» **Assignment**:
Answer with one number: the count of lines in the listing below that hold the word "name".

+++++

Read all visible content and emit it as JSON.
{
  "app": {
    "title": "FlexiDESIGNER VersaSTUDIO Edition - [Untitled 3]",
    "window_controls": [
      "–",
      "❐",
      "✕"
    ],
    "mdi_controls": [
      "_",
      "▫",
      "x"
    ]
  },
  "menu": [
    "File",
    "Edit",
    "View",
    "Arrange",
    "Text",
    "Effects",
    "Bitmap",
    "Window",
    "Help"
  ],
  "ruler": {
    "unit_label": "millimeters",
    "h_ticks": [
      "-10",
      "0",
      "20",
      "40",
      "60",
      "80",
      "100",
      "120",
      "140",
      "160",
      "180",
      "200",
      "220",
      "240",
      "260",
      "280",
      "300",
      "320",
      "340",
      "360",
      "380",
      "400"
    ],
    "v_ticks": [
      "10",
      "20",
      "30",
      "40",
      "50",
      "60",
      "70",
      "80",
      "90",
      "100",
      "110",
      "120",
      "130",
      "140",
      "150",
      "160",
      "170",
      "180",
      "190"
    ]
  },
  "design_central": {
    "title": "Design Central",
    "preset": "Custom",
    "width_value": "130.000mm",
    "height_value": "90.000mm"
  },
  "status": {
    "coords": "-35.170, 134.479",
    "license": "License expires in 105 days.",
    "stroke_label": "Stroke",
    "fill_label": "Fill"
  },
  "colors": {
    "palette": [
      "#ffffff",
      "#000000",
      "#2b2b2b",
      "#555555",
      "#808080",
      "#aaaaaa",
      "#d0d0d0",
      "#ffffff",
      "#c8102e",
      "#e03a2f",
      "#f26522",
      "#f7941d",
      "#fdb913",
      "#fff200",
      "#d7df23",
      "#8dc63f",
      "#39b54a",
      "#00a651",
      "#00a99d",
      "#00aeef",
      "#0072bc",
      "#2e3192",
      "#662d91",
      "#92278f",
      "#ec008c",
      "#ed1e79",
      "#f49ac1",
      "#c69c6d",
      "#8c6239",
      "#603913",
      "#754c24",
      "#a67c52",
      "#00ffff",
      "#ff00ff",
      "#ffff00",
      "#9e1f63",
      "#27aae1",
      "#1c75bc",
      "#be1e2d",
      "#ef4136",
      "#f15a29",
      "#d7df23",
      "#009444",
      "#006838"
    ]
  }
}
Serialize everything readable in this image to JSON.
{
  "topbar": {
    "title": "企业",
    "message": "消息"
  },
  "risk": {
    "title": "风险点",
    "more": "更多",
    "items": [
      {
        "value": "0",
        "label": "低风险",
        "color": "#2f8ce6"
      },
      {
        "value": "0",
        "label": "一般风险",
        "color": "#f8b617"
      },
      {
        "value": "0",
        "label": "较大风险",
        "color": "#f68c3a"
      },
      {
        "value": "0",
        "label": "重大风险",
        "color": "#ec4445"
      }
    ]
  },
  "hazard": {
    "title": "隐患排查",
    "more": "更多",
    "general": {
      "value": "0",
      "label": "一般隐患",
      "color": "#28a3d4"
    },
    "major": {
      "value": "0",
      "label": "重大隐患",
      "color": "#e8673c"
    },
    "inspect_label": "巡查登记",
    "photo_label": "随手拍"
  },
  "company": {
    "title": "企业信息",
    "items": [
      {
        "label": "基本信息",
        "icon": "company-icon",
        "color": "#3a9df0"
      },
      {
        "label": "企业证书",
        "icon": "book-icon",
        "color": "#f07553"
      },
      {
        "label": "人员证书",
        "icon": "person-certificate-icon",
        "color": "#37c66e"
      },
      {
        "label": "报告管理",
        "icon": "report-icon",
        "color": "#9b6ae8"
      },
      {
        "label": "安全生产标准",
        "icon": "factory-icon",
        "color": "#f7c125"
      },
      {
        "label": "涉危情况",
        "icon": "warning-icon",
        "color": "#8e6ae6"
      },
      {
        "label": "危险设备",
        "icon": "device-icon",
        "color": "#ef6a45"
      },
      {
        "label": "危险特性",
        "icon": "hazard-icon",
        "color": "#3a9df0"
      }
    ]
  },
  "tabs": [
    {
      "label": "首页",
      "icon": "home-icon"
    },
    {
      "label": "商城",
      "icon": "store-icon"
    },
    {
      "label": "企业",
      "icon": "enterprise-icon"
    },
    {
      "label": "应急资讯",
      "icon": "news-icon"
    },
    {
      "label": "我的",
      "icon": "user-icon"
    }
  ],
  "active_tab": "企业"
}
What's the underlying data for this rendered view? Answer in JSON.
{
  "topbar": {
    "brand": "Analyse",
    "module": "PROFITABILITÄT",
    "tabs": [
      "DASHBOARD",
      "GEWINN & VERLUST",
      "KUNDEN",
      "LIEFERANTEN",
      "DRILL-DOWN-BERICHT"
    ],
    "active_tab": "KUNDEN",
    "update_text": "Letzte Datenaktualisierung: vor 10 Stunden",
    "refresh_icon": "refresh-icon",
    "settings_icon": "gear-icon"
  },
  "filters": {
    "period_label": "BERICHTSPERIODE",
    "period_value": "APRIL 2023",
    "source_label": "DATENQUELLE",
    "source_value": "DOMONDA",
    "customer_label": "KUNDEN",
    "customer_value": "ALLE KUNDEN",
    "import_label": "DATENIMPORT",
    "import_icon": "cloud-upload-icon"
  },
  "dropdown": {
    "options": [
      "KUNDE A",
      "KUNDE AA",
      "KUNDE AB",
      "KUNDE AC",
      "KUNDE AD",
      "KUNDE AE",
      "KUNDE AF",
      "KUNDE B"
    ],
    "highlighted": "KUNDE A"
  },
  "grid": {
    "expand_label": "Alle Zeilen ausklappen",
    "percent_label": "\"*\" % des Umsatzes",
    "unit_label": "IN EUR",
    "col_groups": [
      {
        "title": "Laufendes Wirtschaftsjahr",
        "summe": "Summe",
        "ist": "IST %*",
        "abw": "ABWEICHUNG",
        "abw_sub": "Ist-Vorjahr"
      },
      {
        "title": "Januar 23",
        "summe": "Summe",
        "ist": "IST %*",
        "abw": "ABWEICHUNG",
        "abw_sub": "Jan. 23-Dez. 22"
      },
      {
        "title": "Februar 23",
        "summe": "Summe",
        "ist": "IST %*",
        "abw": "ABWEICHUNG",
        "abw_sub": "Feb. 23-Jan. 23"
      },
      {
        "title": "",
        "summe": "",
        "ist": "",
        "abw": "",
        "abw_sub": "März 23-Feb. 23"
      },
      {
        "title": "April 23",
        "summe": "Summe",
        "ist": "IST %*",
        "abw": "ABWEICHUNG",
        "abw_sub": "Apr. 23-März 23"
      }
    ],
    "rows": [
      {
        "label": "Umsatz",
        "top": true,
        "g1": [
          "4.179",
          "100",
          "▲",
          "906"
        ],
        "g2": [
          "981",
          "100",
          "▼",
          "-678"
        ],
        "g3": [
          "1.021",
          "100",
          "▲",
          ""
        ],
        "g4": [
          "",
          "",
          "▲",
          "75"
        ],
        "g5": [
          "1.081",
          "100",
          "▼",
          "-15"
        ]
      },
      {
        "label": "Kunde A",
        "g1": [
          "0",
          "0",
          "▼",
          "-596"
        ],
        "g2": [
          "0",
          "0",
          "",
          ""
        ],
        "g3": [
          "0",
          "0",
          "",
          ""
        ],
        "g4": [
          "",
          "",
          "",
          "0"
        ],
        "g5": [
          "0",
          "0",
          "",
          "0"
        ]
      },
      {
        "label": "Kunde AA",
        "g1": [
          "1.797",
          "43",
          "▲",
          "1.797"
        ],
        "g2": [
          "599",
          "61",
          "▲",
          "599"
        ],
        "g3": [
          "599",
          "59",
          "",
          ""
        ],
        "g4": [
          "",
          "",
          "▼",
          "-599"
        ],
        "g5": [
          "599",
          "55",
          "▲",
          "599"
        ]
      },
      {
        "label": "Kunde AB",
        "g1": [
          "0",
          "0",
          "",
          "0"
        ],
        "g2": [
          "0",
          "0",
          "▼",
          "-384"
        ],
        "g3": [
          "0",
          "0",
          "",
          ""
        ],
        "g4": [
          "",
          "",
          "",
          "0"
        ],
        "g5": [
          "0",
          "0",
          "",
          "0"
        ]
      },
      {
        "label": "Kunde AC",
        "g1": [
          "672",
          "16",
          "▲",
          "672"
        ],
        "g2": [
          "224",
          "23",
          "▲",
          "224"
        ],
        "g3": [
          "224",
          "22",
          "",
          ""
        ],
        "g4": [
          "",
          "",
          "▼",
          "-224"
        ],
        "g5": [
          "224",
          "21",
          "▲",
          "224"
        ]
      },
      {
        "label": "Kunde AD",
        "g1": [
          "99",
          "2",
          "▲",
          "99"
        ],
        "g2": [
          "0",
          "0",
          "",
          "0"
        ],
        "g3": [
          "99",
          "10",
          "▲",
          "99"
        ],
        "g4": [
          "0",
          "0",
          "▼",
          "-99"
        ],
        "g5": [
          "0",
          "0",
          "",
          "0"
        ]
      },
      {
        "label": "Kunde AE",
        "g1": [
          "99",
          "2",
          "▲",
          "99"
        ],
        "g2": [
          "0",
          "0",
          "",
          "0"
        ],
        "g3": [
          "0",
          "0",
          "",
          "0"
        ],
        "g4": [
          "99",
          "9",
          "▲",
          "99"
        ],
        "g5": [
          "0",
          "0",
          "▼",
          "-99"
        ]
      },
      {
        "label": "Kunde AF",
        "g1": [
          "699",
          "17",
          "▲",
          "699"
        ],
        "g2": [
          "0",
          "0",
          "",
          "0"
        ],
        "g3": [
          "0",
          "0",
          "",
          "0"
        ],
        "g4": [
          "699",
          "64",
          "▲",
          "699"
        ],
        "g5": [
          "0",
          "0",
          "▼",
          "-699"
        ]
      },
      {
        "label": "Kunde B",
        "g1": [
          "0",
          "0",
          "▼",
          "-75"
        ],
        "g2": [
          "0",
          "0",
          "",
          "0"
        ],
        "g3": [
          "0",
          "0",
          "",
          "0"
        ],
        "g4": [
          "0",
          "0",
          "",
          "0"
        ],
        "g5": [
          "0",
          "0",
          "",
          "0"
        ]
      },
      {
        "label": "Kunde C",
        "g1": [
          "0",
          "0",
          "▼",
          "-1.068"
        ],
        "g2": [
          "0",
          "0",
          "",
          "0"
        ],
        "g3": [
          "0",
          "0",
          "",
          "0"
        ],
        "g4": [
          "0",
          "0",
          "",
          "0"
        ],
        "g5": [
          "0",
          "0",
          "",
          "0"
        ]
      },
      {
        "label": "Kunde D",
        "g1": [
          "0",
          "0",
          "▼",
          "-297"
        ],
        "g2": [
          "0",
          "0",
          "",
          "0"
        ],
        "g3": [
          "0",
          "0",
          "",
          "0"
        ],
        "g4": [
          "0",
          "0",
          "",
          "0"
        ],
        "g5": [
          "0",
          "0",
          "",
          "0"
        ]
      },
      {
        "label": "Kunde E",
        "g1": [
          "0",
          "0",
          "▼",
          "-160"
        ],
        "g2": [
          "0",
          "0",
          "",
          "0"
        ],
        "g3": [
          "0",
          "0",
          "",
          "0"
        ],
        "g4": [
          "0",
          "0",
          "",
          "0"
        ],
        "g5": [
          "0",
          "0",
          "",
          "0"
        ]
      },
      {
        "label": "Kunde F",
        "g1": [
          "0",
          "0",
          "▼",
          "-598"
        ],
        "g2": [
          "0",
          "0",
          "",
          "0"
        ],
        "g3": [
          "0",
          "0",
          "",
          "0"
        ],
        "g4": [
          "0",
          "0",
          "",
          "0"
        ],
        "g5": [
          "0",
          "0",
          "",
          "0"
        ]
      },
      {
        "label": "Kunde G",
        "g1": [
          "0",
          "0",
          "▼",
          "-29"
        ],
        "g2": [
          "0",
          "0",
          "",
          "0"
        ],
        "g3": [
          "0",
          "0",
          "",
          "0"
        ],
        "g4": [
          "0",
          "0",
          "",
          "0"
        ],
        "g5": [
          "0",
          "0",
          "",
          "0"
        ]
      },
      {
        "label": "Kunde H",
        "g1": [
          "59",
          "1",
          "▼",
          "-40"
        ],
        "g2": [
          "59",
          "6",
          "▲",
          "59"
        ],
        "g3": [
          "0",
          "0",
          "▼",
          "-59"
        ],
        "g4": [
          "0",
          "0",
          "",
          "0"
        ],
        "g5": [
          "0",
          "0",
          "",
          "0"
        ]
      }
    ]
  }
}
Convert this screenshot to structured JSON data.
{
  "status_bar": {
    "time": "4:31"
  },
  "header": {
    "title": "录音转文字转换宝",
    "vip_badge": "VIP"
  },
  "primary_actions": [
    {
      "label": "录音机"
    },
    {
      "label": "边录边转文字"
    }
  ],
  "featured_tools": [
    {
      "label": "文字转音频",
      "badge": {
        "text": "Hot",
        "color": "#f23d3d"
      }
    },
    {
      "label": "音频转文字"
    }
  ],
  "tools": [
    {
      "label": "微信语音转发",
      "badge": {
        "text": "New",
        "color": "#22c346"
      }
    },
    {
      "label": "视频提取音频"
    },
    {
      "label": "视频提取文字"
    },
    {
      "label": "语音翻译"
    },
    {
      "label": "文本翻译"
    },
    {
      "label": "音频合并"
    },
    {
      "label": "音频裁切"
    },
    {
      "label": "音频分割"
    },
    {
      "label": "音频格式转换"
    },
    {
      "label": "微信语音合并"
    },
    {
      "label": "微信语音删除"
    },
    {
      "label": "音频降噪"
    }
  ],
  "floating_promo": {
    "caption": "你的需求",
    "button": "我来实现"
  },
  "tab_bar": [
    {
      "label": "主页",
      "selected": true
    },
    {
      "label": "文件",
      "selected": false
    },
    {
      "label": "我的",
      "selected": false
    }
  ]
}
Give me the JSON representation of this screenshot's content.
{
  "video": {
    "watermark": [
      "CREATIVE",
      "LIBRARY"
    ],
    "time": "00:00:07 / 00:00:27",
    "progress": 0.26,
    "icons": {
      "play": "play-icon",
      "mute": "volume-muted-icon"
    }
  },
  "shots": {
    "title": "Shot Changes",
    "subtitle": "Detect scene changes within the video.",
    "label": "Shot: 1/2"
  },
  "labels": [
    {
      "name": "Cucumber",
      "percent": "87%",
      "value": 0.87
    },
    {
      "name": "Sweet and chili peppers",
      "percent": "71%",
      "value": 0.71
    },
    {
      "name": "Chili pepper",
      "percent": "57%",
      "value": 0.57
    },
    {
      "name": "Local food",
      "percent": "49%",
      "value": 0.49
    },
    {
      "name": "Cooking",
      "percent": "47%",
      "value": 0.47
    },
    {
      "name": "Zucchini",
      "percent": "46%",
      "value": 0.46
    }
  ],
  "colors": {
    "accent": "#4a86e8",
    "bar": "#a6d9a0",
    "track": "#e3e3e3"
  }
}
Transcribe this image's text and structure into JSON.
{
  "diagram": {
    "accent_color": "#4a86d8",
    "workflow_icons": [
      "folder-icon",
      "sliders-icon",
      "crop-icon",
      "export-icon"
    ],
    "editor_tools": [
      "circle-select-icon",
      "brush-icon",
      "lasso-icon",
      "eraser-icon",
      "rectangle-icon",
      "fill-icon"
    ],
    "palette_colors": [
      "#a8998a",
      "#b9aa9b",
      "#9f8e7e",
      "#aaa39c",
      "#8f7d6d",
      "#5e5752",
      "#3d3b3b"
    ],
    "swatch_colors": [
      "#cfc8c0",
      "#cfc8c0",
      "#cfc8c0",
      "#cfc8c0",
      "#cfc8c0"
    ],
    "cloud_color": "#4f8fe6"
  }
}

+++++

» **Exercise answer**:
6